**What you have to do:** Scan the data below for the string "加法增大". Show every line where it turns up.

**Dataset:**
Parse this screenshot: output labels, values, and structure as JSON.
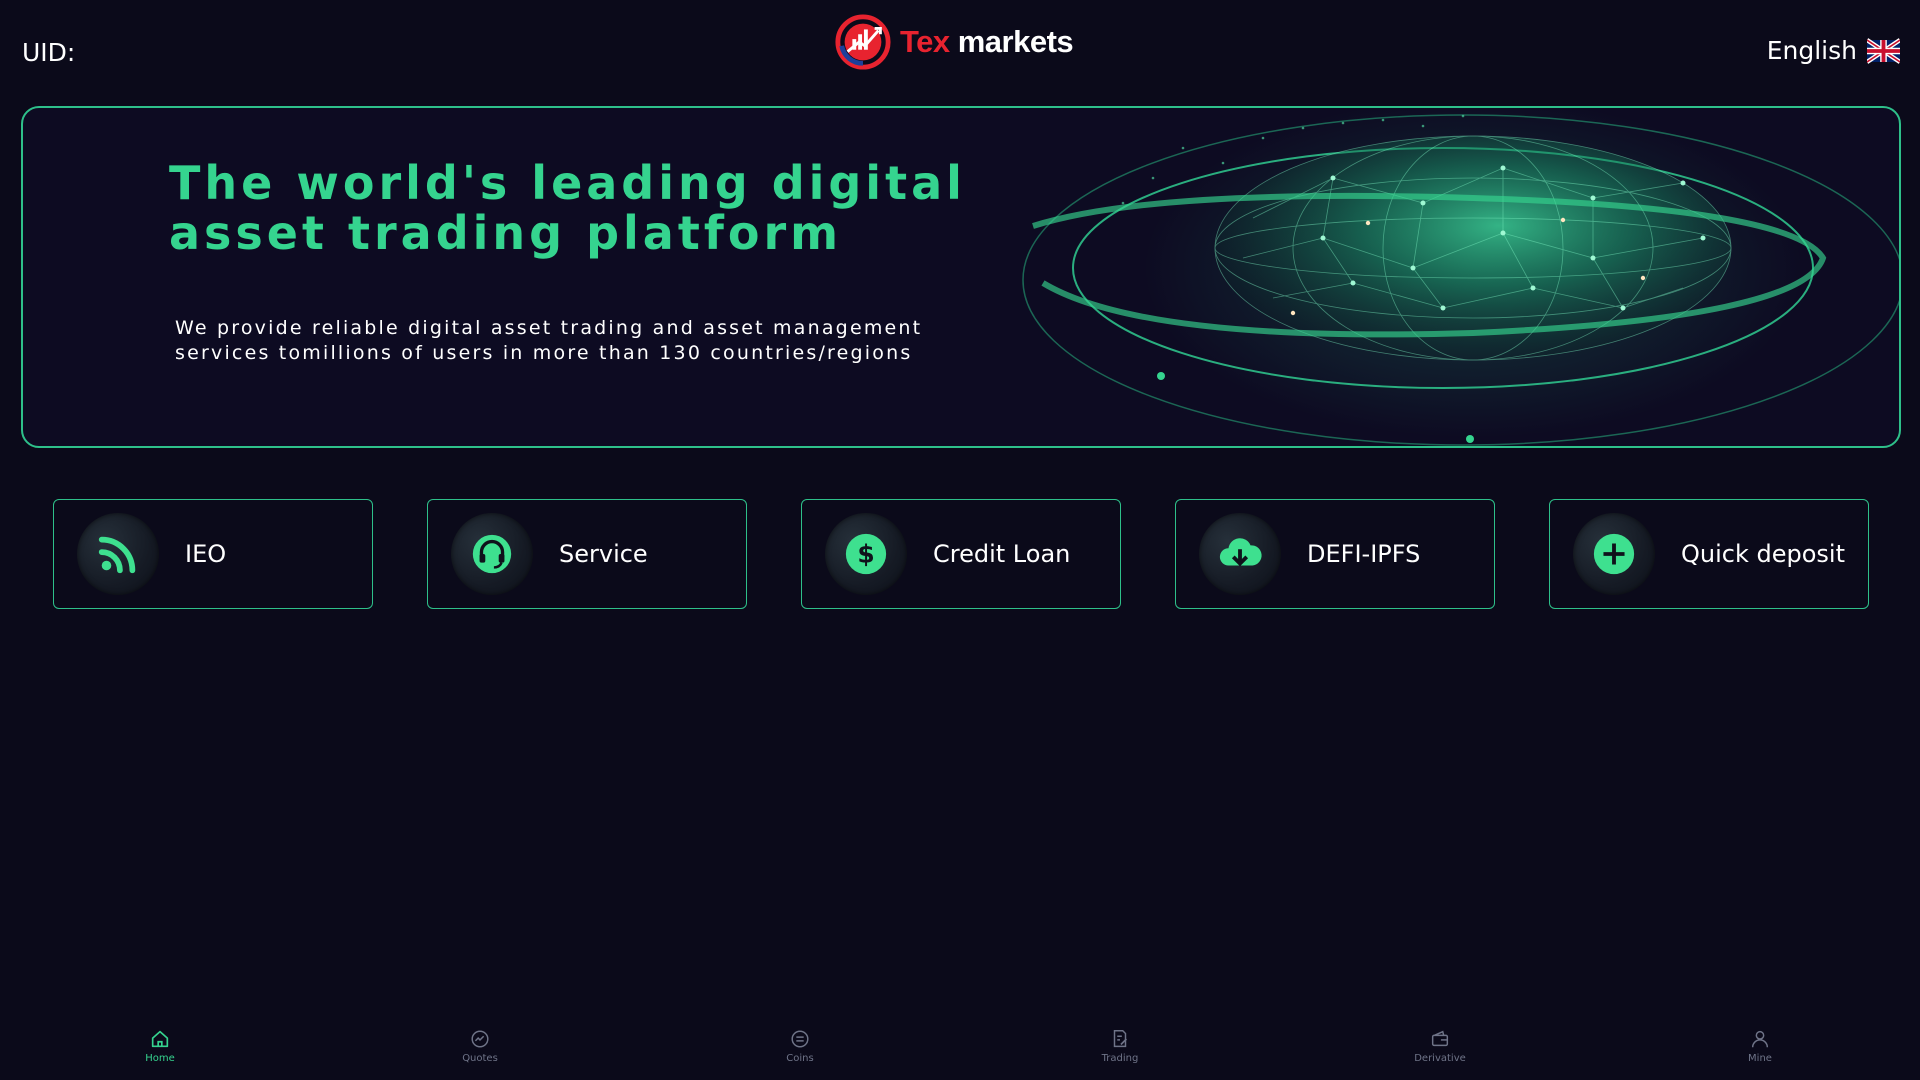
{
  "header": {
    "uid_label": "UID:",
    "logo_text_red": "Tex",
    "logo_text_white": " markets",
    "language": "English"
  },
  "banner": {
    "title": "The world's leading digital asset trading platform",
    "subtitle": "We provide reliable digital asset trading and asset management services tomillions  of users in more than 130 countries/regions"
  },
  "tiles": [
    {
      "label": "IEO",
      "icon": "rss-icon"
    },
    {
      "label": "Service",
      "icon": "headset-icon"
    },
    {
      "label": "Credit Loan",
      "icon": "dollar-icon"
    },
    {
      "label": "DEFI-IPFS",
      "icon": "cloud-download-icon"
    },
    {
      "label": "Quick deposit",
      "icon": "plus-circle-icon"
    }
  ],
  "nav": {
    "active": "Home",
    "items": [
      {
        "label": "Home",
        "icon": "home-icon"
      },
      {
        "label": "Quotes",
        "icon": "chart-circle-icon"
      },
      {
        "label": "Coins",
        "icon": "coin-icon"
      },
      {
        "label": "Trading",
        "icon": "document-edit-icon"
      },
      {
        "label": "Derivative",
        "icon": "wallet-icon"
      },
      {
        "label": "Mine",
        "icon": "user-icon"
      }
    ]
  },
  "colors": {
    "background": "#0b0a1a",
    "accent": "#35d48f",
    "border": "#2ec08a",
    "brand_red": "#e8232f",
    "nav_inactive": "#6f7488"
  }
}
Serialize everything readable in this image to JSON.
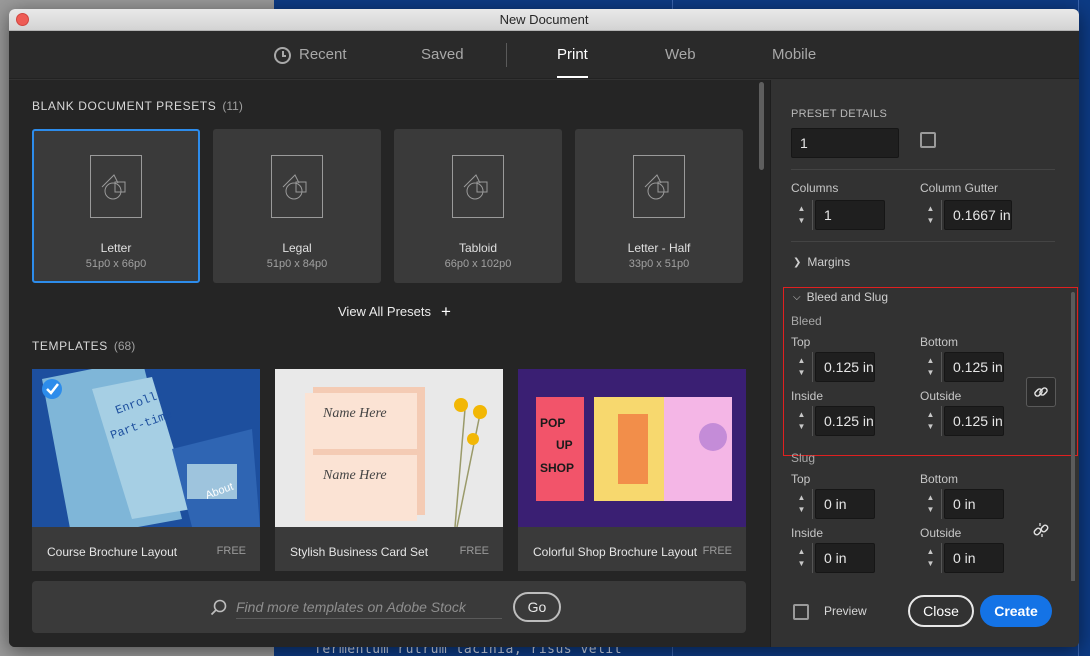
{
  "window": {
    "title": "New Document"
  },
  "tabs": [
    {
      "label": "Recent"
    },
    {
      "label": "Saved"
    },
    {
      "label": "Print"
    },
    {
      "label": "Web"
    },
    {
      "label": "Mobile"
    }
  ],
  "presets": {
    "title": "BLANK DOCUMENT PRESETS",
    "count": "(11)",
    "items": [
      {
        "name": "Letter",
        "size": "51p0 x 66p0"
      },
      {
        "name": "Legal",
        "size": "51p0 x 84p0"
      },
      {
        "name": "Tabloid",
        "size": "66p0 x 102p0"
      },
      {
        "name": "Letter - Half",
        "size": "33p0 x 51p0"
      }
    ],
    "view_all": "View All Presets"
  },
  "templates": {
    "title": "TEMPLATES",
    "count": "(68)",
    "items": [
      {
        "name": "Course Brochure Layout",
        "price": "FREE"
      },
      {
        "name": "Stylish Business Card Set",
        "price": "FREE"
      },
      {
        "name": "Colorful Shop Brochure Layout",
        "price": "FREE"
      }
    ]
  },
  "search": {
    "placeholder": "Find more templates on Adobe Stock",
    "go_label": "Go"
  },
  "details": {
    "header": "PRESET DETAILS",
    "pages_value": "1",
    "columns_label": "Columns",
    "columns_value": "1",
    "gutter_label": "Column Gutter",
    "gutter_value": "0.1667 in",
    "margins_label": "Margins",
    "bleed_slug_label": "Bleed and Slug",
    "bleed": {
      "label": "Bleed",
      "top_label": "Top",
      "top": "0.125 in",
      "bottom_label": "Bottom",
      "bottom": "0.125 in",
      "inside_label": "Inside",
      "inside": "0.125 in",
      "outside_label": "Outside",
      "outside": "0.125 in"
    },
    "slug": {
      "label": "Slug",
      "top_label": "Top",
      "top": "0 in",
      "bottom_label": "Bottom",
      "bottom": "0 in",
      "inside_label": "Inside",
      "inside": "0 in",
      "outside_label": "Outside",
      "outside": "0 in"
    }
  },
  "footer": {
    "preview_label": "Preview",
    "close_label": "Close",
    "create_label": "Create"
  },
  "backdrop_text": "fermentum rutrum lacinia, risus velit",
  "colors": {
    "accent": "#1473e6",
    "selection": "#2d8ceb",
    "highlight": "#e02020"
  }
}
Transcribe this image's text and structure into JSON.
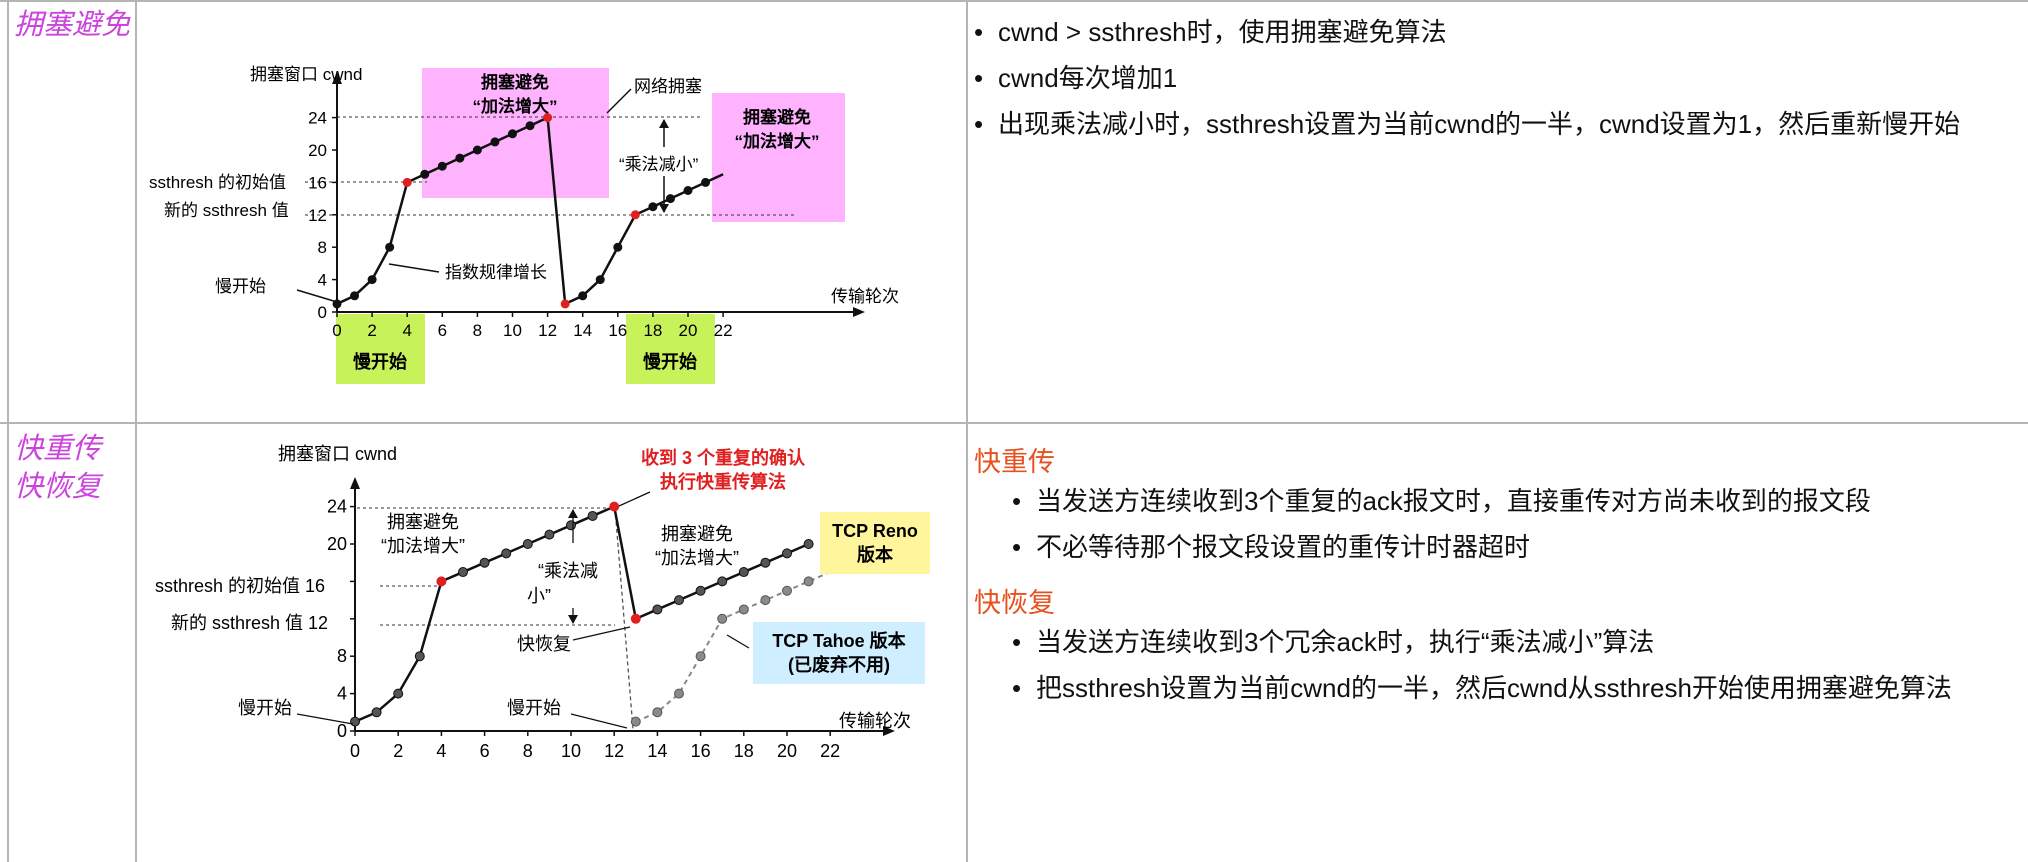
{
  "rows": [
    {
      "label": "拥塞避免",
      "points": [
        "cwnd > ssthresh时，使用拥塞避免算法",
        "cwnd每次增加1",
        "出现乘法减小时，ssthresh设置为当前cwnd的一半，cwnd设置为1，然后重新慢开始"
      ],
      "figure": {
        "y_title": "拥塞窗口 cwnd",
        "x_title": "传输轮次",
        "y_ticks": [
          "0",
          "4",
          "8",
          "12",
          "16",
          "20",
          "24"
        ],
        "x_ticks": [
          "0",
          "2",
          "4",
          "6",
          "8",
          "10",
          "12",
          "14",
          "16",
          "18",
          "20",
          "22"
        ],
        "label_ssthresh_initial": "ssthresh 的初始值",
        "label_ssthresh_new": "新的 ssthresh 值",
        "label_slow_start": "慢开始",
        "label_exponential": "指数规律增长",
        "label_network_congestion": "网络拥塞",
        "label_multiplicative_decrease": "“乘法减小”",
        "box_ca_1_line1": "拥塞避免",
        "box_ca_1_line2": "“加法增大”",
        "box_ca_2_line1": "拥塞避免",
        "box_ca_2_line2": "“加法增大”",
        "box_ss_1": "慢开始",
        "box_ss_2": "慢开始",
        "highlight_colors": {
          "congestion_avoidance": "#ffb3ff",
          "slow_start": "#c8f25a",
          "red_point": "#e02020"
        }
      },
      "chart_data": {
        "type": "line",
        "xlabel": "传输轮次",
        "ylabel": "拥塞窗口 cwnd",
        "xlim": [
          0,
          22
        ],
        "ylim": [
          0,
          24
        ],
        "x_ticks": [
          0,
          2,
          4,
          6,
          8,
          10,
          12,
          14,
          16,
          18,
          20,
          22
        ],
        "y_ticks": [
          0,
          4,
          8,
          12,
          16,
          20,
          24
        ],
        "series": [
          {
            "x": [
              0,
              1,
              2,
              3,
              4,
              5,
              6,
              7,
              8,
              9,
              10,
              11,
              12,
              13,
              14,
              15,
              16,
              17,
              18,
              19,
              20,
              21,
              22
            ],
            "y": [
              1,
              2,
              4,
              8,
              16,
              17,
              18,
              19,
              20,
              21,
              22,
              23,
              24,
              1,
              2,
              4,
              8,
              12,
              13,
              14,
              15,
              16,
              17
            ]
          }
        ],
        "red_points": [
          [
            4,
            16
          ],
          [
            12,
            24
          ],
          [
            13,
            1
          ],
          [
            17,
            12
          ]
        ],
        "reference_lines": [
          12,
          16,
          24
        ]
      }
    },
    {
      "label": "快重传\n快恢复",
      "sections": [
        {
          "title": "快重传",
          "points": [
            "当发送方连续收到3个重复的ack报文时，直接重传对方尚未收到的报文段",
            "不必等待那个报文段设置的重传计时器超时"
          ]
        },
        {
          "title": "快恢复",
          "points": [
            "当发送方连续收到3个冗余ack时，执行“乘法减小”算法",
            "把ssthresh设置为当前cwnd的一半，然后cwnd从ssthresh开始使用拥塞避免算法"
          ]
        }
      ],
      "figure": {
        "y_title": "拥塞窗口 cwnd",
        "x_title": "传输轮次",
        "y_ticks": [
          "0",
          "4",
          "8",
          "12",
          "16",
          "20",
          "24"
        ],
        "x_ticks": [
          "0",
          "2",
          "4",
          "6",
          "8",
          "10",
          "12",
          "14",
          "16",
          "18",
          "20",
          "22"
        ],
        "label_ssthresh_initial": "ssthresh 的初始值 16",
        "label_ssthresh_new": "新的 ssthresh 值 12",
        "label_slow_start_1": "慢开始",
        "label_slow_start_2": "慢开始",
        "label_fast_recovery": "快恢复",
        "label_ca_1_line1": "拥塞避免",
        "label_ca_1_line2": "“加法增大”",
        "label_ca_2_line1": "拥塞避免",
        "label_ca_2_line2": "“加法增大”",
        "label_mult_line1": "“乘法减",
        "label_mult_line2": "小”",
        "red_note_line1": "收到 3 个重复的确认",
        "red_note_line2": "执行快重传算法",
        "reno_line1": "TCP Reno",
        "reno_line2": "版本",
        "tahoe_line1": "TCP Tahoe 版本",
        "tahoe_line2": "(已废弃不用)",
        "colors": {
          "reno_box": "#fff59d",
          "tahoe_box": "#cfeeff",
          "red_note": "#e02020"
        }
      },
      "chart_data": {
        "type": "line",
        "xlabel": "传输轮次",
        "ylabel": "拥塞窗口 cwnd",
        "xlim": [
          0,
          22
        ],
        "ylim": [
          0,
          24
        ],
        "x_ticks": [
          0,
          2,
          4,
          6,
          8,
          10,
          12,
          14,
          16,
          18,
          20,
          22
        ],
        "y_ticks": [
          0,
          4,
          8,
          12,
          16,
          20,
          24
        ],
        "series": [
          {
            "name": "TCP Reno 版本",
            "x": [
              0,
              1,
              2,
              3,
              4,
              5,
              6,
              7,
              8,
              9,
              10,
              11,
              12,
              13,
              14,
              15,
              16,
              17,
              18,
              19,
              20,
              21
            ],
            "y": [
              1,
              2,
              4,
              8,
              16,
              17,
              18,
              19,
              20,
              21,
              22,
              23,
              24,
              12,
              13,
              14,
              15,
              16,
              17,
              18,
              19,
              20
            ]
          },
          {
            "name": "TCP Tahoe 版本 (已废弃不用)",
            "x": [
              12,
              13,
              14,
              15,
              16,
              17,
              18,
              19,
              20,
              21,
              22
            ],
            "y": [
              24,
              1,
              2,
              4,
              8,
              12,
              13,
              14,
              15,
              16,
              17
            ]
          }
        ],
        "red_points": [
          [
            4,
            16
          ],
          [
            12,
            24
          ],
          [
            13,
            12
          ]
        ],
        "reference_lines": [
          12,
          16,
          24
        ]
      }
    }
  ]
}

**Exercise answer:**
        "box_ca_1_line2": "“加法增大”",
        "box_ca_2_line2": "“加法增大”",
        "label_ca_1_line2": "“加法增大”",
        "label_ca_2_line2": "“加法增大”",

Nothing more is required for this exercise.